→ Problem to work on
Read through the material below and copy each line in which the word "Verde" occurs.
[[ Supplied records, beginning ]]
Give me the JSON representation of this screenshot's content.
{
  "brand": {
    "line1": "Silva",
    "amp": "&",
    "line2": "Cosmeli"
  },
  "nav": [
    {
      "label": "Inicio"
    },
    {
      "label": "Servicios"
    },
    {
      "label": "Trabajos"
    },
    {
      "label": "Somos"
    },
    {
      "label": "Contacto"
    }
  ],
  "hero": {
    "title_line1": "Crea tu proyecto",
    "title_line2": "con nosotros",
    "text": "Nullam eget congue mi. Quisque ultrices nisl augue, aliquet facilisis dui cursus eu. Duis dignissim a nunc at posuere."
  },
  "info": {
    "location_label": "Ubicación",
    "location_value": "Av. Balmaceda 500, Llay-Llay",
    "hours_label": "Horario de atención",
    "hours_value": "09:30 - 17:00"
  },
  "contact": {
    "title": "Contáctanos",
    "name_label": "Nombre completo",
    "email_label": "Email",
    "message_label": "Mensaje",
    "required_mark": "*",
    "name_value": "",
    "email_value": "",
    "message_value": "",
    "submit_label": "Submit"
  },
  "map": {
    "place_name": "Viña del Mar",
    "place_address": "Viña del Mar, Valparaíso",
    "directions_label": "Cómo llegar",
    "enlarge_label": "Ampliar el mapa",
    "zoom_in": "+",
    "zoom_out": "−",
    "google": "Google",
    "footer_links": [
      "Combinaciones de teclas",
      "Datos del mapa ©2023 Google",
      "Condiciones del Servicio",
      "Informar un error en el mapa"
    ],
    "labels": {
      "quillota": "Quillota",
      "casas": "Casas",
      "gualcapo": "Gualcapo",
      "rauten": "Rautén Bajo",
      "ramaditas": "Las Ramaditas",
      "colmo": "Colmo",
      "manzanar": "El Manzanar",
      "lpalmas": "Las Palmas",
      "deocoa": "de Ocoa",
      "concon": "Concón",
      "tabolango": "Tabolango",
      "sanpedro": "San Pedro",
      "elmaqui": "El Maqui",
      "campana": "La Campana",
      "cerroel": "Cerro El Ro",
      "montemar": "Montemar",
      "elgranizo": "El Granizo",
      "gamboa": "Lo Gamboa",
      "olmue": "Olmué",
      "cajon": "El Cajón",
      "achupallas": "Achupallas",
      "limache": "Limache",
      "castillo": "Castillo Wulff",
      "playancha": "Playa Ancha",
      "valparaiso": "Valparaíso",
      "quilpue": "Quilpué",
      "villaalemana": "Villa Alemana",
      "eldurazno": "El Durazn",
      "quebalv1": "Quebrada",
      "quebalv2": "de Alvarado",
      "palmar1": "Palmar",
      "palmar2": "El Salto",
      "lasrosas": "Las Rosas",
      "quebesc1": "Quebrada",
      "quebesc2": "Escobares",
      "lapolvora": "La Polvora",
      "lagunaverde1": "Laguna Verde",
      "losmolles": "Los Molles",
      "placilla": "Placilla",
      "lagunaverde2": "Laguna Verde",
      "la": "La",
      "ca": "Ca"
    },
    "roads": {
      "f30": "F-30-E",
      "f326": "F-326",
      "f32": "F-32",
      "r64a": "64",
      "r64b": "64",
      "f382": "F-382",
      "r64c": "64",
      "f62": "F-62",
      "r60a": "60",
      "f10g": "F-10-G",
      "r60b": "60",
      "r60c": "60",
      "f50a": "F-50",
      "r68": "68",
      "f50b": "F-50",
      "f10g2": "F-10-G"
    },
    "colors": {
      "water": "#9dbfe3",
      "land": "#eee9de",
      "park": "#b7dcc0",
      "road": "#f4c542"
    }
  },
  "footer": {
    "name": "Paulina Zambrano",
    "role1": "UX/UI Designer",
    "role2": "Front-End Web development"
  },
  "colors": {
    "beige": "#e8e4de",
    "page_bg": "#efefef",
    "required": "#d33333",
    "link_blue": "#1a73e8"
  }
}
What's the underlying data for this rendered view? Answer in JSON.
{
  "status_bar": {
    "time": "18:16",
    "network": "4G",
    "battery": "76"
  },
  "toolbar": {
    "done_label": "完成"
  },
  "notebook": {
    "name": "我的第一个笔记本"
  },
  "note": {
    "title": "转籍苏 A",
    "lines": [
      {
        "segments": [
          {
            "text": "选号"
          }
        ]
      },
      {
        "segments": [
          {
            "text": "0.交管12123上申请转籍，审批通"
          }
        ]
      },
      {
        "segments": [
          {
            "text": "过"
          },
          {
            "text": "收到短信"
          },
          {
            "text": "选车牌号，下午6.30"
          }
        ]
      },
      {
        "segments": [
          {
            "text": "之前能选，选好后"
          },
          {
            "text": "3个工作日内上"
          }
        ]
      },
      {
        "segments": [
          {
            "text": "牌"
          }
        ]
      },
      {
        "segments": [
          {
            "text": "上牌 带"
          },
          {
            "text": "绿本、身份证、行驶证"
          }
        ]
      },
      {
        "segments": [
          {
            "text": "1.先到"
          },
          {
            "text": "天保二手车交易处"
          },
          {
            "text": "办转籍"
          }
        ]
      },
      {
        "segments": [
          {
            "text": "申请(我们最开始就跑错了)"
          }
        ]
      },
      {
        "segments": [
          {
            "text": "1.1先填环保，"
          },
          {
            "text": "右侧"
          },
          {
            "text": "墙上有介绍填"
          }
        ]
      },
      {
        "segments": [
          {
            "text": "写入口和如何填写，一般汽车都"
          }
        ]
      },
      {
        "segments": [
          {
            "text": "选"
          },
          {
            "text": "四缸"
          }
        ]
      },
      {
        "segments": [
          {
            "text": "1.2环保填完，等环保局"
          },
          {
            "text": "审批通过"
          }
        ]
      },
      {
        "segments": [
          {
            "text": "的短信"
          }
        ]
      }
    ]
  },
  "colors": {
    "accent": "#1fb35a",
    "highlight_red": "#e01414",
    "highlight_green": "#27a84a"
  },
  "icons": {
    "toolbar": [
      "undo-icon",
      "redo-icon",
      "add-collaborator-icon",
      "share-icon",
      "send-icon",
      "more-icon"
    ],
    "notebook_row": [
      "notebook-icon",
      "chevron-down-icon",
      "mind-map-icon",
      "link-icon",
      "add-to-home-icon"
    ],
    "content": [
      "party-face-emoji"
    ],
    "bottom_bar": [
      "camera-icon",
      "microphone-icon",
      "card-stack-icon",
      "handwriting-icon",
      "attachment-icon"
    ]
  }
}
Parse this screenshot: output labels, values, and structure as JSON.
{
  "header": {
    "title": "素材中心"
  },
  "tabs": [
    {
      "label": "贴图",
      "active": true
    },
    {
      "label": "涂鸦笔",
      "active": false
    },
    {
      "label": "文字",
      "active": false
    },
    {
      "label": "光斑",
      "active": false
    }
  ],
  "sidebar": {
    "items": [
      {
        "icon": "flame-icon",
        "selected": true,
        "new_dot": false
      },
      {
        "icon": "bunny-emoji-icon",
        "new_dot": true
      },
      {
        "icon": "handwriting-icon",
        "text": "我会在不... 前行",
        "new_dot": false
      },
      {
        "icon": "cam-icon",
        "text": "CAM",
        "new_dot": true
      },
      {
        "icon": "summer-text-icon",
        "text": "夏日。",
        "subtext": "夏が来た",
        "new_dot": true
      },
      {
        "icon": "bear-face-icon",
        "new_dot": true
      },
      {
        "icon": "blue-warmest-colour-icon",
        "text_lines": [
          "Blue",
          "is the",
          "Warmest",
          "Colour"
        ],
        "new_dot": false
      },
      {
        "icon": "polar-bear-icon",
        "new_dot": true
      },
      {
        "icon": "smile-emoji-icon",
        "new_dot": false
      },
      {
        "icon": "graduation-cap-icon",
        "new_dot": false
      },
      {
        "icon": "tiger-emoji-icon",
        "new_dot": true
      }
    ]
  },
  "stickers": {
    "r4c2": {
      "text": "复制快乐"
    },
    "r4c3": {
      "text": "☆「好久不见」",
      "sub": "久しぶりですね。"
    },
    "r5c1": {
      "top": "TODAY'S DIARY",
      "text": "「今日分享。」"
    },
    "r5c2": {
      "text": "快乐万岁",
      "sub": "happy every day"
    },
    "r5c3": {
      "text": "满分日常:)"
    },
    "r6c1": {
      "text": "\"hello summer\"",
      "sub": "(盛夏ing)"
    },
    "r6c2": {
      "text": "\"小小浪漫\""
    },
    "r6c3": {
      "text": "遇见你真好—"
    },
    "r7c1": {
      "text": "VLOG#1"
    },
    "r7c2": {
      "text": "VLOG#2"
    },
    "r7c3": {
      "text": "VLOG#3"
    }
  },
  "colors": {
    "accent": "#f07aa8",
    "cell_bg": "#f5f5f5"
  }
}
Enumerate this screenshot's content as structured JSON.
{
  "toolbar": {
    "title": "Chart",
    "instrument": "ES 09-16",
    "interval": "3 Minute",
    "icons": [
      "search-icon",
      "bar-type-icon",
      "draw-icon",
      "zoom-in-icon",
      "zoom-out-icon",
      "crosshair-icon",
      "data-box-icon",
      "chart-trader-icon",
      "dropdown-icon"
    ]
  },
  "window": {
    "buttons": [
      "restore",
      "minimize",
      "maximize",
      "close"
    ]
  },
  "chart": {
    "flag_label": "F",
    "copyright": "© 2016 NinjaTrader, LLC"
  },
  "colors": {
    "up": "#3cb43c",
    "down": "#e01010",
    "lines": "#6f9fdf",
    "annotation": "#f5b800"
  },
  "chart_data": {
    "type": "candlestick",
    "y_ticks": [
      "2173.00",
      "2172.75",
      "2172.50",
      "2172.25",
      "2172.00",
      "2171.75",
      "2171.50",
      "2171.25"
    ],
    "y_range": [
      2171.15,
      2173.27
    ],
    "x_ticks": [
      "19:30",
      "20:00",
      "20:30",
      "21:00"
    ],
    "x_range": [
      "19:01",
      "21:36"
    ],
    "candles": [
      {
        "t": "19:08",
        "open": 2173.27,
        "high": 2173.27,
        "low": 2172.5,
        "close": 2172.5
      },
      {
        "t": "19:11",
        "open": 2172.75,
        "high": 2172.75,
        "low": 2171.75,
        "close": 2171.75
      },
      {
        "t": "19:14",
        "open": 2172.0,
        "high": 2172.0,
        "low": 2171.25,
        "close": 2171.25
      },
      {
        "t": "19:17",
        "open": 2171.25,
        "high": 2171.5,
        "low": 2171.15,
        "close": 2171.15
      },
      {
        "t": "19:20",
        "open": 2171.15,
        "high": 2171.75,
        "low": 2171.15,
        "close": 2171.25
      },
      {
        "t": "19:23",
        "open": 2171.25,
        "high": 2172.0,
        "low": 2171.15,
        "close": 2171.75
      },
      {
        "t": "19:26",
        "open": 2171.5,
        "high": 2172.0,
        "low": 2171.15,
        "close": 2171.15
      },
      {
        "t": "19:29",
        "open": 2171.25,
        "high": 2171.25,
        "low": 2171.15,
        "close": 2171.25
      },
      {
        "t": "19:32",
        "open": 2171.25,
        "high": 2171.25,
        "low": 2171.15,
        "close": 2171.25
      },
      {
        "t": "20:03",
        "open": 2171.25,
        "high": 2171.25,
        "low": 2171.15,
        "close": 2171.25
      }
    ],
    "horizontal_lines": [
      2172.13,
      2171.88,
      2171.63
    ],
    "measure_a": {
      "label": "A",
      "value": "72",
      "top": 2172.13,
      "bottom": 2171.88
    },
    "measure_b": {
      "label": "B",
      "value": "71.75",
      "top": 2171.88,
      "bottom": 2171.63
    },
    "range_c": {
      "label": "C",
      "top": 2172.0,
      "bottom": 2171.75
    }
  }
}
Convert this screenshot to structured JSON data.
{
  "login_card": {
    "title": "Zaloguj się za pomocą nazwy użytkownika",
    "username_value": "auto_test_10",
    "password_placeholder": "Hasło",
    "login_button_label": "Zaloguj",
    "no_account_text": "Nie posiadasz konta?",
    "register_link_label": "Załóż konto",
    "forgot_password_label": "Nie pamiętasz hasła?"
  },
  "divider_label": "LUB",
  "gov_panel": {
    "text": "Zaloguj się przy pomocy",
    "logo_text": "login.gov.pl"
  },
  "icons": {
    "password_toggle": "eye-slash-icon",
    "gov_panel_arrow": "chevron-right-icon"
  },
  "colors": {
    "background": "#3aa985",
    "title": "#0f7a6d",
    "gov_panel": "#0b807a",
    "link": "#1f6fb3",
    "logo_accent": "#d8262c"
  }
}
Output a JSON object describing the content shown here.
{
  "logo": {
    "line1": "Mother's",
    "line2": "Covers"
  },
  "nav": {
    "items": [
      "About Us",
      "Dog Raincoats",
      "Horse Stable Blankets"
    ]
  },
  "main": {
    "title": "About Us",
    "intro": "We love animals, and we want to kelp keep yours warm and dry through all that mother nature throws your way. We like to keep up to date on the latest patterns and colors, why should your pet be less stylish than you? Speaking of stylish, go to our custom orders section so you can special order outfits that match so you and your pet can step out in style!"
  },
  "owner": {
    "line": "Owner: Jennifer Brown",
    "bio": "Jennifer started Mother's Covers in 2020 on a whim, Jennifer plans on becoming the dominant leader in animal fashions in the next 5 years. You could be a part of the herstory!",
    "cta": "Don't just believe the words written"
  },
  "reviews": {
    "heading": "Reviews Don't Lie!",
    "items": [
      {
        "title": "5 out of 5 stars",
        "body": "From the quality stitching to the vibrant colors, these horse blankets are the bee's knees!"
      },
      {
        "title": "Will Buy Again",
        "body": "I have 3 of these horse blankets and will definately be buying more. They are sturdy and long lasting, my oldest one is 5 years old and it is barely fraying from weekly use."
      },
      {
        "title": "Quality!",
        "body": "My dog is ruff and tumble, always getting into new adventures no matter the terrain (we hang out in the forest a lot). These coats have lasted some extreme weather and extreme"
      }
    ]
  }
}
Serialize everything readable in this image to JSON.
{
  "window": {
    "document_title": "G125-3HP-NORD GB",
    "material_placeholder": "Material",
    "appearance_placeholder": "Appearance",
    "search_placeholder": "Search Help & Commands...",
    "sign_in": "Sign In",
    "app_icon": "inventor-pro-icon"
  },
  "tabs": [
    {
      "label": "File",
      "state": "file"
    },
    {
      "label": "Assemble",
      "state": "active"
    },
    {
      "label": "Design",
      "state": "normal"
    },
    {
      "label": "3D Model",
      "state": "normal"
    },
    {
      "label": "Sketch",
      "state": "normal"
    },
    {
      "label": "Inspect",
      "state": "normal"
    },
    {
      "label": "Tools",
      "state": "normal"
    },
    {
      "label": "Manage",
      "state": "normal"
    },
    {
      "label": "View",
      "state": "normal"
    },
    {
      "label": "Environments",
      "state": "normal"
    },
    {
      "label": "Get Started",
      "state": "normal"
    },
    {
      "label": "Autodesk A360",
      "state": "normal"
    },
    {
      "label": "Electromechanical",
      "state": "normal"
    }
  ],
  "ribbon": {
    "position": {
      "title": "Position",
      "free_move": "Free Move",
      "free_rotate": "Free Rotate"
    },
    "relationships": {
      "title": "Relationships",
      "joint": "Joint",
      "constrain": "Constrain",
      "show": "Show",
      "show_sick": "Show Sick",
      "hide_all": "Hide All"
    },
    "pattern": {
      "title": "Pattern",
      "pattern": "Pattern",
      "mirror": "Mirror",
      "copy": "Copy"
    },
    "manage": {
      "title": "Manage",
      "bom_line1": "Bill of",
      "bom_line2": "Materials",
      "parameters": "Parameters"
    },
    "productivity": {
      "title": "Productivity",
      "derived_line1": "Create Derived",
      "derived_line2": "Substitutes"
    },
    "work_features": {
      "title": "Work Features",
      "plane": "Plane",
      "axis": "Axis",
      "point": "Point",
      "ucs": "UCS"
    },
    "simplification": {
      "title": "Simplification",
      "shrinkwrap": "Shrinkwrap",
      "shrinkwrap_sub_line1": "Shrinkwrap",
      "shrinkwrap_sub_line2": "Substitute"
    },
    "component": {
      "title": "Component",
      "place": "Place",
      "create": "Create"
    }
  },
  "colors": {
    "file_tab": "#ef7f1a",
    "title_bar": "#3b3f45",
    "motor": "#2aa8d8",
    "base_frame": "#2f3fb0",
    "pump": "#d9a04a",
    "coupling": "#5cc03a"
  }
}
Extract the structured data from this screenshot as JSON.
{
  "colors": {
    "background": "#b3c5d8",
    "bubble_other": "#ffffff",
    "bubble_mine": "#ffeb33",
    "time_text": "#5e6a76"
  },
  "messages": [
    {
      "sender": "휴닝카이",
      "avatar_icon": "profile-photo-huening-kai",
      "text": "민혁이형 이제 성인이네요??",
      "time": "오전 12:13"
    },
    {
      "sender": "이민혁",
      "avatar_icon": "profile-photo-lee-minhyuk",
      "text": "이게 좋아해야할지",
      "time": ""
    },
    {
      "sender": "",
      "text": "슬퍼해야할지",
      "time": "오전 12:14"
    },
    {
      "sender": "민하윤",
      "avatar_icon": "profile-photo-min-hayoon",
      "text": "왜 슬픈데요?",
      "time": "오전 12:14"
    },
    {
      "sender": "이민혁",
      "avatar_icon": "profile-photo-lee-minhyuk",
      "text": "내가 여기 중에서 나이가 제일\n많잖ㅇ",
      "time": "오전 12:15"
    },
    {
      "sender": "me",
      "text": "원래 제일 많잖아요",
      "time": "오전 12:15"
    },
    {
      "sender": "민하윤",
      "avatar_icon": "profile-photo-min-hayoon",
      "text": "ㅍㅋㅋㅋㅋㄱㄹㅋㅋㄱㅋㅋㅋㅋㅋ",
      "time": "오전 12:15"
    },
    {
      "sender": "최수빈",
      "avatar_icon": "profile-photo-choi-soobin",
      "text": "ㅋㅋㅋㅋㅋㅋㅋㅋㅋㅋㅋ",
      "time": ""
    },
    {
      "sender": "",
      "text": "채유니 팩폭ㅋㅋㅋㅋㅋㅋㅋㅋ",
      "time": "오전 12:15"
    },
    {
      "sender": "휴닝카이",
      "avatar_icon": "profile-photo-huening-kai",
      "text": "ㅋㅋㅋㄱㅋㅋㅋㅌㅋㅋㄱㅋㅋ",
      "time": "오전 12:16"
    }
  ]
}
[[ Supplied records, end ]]
→ Task output
      "lagunaverde1": "Laguna Verde",
      "lagunaverde2": "Laguna Verde",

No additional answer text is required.